Yuranigh grave site

Yes, I understand Mitchell’s tribute. That’s how we whitefellas celebrate dying in a world of grey – the compromise between white and black in our monuments and headstones. But the trees are not confected – they are real. In blackfella eyes Yuranigh obviously was a great Aboriginal man; the carvings denote respect. Otherwise who would take such care? “Sorry business” is such an important part of Aboriginal life.

John is not the Name

When I go to a bank or any other place where the interaction is usually with a younger generation, far younger than my “silent generation”, I find being addressed by my Christian name jarring to say the least. I quickly correct them on most occasions.

After all we have a surname for a reason, whether derived by being the “son of “, colour (white, black, brown), profession (fletcher, butcher, smith), location (London, Birmingham, Kent).

I come from a generation when every male at least addressed each other by “surname”. However, within the family and friends circle, we were called by our Christian names.

I find calling elderly people by their first name, as if they are children, unsettling. I would object to a stray carer that I have never seen before, calling me by first name. Using “John” jars just because they have seen that on some of my documentation, because those who know me call me “Jack”. Address me by my surname please.

Having thus aggressively put my point of view, my cousin told me a salutary story about his uncle. His uncle Jack went to get a job on the wharves.

He was asked his name.

“Jack,” his uncle replied.

“Look, feller, on these wharves we deal in surnames. What’s your surname?”

“Honey.”

“Well, Jack, it is …!” came the immediate reply.

One against me.

Mudgee Mud

It is about 40 years since we were in Mudgee. We came to the inaugural Mudgee Wine Festival. It was a spur of the moment decision. I asked her. She said yes. Now years later, the trip was not so romantic; you know, she said as we were driving there, “We came here in 1980. Have you been to Mudgee since?” I had travelled widely around this part of NSW and for a time I often visited Dubbo, spent time at Bathurst, found some delightful antiques at Molong and had been to Glen Davis on more than one occasion – but Mudgee?

Forty years ago, Mudgee wines were dismissed with the label “Mudgee Mud.” Give something a bad name and I doubt whether even after exposure of the wine at the Festival was sufficient for me to ever buy some. It was still very indifferent wine.

Ulan coal mine

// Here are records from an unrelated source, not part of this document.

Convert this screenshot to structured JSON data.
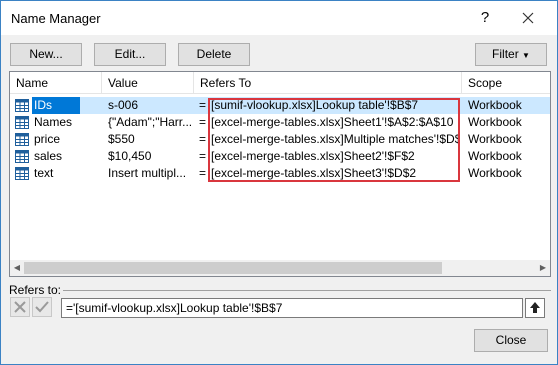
{
  "window": {
    "title": "Name Manager",
    "help": "?"
  },
  "toolbar": {
    "new_label": "New...",
    "edit_label": "Edit...",
    "delete_label": "Delete",
    "filter_label": "Filter"
  },
  "columns": {
    "name": "Name",
    "value": "Value",
    "refers_to": "Refers To",
    "scope": "Scope"
  },
  "rows": [
    {
      "name": "IDs",
      "value": "s-006",
      "eq": "=",
      "refers": "[sumif-vlookup.xlsx]Lookup table'!$B$7",
      "scope": "Workbook",
      "selected": true
    },
    {
      "name": "Names",
      "value": "{\"Adam\";\"Harr...",
      "eq": "=",
      "refers": "[excel-merge-tables.xlsx]Sheet1'!$A$2:$A$10",
      "scope": "Workbook",
      "selected": false
    },
    {
      "name": "price",
      "value": "$550",
      "eq": "=",
      "refers": "[excel-merge-tables.xlsx]Multiple matches'!$D$4",
      "scope": "Workbook",
      "selected": false
    },
    {
      "name": "sales",
      "value": "$10,450",
      "eq": "=",
      "refers": "[excel-merge-tables.xlsx]Sheet2'!$F$2",
      "scope": "Workbook",
      "selected": false
    },
    {
      "name": "text",
      "value": "Insert multipl...",
      "eq": "=",
      "refers": "[excel-merge-tables.xlsx]Sheet3'!$D$2",
      "scope": "Workbook",
      "selected": false
    }
  ],
  "refers_to": {
    "label": "Refers to:",
    "value": "='[sumif-vlookup.xlsx]Lookup table'!$B$7"
  },
  "footer": {
    "close_label": "Close"
  },
  "colors": {
    "accent": "#0078d7",
    "highlight_box": "#d9363e"
  }
}
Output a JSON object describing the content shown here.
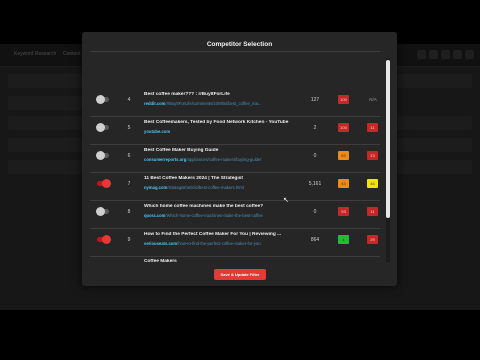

The dinner was an uproarious affair, as one of the guys who was a geologist had mapped the coal deposits around Ulan and was making or had made a financial bonanza out of his assiduous tracking of the coal deposits around those areas. At the time of the dinner he had secured the lease over the tail of the deposit. Forty years ago, coal as they said was king, and who had heard of climate change effects!

At the end of the night, we blokes had all got along so well, and there was so much bonhomie, that everybody was shickered. Out in the car park all the blokes got into the driver’s seats and the wives, who were by and large sober, were consigned to the passenger seats. There was one exception – the young lady whom I eventually was to marry years later – insisted on driving. Just as well.

The next morning I awoke, nursing a damaged head. We had stayed down the road at Kandos, famous for its limestone quarrying. Mudgee had been booked out. As we were leaving the motel owner noted that I was a doctor.

“Oh”, she cooed, “ We would love to have a young white doctor here in Kandos.”

Different times then, different times.

Mouse whisper

On the menu at the Italian restaurant in Griffith, it was stated that one could dine “al fresco”. Sounds authentic – just as the names of any the pastas or “il cotoletta Milanese” were authentic italiano.

The term al fresco is unknown in Italy. If you want to dine outside (fuori) or in the open (all’aperto”), you will be directed to that leafy courtyard.

Thus, il cameriere will scratch il sua testa if you say “al fresco”. He may misunderstand and instead bring you acqua fresca – cold water.

all’aperto!